Rarely given to artistic explanation and justification, Rachmaninoff revealingly confessed that “a composer’s music should express the country of his birth, his love affairs, his religion, the books that have influenced him, and the pictures he loves. It should be the sum total of a composer’s experience.” The reminiscence of the sounds of his Russia clearly symbolized his life there and he never forgot the “singing and the ringing,” “the rhyming and the chiming,” “the booming and the clanging,” and “the groaning and the moaning” of the bells.


Influenced by the writings of Nietzsche, Schopenhauer, and the composer Richard Wagner, Scriabin developed his own brand of mysticism that made him more of a cult-like figure in music. He ultimately believed that art, especially music, fills the void for humanity’s spiritual needs left by religion and society. While his later works border on the brink of atonalism, Scriabin’s Poem of Ecstasy has a yearning that is philosophical, sexual, spiritual, and existential all combined. Using an incredibly rich, colorful orchestration and sensuous textures, Scriabin centers the work around three main themes: a winding chromatic theme, a theme with quick leaps and trills, and a fanfare-like theme. Scriabin combines and develops these ideas and inserts two large climaxes, one in the middle of the twenty-minute work and one at the conclusion. Throughout the entire journey, the musical angst builds by never resolving the harmonic tension until the very end with a much-needed release in C major. No need to look directly at the sun or take an ice bath with cocaine to experience Scriabin’s ecstasy.

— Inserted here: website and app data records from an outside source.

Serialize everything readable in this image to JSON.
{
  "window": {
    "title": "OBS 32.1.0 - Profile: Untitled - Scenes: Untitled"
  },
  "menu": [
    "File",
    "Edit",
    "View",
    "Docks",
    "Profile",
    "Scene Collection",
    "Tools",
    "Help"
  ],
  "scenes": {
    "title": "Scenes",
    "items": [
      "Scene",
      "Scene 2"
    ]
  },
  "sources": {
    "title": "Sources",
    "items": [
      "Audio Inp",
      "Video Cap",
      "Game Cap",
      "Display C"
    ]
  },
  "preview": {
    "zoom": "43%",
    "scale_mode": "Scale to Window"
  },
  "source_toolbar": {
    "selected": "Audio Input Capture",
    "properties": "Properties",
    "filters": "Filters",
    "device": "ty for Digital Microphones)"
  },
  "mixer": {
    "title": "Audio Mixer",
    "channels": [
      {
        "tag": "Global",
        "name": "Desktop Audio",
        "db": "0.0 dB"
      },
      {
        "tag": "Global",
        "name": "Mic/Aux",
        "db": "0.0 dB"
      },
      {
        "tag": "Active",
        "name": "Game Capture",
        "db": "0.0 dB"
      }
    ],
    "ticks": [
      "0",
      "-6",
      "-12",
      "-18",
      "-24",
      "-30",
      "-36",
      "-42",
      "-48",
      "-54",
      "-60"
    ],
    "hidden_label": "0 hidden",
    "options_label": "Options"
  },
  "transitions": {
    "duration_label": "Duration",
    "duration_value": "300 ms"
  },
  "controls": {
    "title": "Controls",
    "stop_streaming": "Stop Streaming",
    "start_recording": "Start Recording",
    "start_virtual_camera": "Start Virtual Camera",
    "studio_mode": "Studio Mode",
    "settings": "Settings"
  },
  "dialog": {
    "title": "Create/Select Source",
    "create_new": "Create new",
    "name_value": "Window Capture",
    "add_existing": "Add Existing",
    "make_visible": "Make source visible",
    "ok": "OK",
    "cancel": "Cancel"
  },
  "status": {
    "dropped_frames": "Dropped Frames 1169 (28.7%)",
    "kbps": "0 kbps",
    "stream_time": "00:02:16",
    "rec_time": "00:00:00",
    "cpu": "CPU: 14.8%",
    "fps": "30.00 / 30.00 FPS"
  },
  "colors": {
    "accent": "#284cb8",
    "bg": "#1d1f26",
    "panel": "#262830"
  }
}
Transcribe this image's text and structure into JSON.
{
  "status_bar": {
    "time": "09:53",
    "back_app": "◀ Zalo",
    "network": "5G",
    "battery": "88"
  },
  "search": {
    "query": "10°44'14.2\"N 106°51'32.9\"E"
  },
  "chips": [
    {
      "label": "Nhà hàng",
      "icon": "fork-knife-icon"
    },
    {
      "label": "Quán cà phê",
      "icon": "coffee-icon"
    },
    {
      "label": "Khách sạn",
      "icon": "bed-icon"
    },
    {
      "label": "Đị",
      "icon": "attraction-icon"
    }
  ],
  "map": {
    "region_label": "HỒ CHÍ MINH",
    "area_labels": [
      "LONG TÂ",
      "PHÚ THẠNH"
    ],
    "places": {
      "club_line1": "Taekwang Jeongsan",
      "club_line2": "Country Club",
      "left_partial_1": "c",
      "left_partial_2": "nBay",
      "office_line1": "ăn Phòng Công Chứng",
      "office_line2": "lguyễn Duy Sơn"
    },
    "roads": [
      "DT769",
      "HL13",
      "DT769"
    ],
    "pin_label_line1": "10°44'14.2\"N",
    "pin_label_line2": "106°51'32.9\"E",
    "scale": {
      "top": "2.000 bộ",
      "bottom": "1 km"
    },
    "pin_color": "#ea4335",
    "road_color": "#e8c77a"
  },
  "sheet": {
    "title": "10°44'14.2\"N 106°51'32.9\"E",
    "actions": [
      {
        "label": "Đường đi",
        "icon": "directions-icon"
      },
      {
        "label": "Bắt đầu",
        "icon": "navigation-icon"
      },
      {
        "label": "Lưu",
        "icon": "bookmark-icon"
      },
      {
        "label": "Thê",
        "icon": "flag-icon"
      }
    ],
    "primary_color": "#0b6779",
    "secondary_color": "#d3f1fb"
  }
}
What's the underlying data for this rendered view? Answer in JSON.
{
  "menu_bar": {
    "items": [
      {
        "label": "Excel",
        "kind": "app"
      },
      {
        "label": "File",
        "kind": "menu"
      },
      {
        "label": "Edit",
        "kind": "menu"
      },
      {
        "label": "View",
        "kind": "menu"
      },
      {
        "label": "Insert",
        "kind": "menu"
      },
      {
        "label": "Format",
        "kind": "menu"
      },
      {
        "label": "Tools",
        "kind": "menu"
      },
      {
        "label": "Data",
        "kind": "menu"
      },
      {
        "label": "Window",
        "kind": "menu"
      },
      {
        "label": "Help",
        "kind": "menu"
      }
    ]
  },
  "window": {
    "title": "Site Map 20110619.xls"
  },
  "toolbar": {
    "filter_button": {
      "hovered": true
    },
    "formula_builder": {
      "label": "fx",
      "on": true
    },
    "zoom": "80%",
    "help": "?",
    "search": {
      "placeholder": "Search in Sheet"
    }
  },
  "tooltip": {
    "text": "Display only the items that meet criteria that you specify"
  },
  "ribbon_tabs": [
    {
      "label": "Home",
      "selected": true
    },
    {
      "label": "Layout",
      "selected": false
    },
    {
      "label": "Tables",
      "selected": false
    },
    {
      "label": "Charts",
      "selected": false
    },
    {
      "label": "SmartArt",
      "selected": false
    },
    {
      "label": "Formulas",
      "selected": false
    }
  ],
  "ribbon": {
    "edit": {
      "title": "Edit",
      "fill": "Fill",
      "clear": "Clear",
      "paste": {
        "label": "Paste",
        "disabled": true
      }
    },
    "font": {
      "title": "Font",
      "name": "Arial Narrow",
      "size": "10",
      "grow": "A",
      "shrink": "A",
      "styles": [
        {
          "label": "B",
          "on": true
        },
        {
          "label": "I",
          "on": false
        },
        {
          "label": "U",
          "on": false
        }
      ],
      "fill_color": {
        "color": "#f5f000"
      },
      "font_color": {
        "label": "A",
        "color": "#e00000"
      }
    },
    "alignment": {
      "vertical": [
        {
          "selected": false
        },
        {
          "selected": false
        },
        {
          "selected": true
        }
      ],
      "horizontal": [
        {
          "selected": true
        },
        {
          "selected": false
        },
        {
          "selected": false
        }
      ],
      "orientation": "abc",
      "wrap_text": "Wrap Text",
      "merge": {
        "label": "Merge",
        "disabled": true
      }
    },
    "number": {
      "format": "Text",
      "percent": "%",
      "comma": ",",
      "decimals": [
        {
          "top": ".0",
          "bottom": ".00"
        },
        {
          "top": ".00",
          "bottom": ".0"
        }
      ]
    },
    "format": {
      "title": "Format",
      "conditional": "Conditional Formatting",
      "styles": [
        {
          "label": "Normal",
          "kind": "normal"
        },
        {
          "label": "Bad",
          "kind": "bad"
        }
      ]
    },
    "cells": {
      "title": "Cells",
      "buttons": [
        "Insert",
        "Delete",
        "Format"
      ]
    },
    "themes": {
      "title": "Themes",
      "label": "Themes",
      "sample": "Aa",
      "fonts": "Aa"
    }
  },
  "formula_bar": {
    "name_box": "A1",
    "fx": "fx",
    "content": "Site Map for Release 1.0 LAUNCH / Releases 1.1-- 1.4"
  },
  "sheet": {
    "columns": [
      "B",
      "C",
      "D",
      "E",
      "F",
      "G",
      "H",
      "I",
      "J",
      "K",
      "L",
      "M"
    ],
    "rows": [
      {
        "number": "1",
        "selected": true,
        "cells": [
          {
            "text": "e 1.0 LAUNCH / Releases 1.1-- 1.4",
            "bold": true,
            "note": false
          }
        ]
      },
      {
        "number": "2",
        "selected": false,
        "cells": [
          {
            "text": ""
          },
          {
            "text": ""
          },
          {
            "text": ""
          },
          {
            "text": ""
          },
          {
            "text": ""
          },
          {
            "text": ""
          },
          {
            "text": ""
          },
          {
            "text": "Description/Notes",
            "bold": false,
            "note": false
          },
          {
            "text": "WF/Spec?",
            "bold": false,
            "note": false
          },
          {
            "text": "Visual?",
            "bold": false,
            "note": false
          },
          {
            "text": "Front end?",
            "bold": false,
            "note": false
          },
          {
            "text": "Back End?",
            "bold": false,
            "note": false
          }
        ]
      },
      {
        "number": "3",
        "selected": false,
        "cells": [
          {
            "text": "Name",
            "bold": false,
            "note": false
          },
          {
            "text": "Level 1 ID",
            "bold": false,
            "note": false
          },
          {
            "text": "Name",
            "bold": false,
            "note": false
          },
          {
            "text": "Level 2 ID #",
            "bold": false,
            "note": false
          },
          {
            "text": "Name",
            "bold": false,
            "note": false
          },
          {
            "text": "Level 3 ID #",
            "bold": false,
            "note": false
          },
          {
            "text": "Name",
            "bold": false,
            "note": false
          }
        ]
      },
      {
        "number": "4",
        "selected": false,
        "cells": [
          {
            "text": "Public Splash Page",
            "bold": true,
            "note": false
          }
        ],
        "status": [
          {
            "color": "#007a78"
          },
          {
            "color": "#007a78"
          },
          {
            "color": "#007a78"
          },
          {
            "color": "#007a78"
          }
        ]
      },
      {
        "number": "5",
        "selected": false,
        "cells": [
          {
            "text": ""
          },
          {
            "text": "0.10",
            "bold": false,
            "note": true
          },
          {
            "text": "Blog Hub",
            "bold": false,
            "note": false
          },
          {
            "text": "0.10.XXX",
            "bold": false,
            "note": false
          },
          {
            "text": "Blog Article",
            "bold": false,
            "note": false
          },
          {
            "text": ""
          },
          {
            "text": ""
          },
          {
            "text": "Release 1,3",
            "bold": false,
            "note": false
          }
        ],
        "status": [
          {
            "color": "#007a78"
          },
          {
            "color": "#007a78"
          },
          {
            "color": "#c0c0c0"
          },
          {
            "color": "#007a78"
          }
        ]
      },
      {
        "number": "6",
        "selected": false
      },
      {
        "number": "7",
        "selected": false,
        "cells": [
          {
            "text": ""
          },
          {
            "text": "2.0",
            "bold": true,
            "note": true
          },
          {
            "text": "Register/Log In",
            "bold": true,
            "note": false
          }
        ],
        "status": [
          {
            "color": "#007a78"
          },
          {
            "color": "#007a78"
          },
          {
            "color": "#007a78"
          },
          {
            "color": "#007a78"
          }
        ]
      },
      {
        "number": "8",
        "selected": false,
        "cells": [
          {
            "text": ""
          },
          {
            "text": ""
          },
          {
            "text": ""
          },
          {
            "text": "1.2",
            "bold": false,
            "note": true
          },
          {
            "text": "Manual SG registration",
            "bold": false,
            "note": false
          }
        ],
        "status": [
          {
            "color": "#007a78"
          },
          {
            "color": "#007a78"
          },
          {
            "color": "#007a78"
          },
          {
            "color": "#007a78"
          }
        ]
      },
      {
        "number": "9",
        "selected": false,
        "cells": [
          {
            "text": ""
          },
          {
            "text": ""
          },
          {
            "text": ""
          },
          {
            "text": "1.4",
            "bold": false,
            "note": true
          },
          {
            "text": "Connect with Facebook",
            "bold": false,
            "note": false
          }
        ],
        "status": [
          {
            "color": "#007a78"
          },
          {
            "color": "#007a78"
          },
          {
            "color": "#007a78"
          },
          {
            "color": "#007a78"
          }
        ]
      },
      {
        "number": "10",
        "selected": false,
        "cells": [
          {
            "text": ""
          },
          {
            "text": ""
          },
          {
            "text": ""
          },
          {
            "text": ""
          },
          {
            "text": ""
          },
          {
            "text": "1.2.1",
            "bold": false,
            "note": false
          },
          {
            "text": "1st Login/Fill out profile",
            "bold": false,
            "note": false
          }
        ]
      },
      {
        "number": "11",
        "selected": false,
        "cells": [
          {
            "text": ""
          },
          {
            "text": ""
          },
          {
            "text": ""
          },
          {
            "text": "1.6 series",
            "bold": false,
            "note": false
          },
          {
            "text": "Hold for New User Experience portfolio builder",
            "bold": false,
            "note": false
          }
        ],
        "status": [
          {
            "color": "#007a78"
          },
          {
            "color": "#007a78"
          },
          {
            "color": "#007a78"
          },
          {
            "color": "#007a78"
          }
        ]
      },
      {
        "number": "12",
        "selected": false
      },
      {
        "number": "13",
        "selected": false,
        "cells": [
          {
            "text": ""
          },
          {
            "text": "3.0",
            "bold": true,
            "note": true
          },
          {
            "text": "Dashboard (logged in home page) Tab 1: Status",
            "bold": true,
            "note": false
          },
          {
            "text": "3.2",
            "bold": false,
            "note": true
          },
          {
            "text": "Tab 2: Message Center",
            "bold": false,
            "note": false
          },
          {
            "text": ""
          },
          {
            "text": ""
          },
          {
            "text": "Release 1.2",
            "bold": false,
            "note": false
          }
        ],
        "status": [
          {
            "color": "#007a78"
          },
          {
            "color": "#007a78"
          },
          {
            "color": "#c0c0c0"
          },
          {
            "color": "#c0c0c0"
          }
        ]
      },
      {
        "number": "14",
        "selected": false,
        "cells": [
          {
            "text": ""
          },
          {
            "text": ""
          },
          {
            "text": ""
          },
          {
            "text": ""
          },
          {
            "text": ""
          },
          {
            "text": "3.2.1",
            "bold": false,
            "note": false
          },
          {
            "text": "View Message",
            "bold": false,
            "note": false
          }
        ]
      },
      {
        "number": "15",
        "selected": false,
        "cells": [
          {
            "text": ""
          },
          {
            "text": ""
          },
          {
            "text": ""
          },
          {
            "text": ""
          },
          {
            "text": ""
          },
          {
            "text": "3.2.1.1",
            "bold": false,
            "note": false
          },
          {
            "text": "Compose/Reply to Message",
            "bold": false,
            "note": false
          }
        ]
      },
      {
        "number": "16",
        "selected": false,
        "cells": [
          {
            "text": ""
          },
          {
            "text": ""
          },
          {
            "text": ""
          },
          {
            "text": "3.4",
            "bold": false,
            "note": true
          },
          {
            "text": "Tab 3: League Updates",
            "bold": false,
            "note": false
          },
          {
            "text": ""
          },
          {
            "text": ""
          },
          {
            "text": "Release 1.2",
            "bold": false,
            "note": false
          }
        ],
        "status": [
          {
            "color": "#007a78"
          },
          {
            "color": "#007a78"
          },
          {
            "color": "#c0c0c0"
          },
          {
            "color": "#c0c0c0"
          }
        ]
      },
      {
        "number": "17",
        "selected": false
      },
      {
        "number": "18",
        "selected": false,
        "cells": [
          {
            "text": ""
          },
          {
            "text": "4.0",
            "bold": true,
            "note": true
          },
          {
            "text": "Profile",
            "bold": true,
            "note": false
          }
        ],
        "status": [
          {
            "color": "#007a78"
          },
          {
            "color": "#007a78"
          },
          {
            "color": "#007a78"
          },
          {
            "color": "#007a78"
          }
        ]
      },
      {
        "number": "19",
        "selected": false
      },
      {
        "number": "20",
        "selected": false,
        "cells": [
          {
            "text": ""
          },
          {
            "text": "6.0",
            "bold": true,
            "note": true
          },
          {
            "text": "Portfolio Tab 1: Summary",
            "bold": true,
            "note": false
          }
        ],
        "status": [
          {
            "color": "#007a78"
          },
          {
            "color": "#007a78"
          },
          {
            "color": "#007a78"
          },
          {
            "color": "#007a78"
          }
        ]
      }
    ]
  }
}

The Helena Symphony continues its partnership with AARP to bring exceptional symphonic music to thousands across western Montana. As the Masterworks Series presented by AARP Montana, this continued collaboration will supports audiences within the concert hall, bringing the highest quality symphonic performances and guest artists to Helena. The Helena Symphony is grateful for the generosity of the entire AARP Montana team!

Single concert tickets can be purchased ($65-$20 plus a $5 transaction fee) online at, by calling the Symphony Box Office (406.442.1860), or visiting the Symphony Box Office located on the Walking Mall at the Placer Building (21 N. Last Chance Gulch, Suite 100) between 10 a.m. and 4 p.m.

See below for Season concert listing.
Maestro Scott and guest artists are available for interviews by contacting
the Symphony at 406.442.1860 or development@helenasymphony.

The Helena Symphony’s Black-Tie Masquerade Brings the Music of Harry Potter to Life!
Acclaimed Cellist Amit Peled Returns to Perform!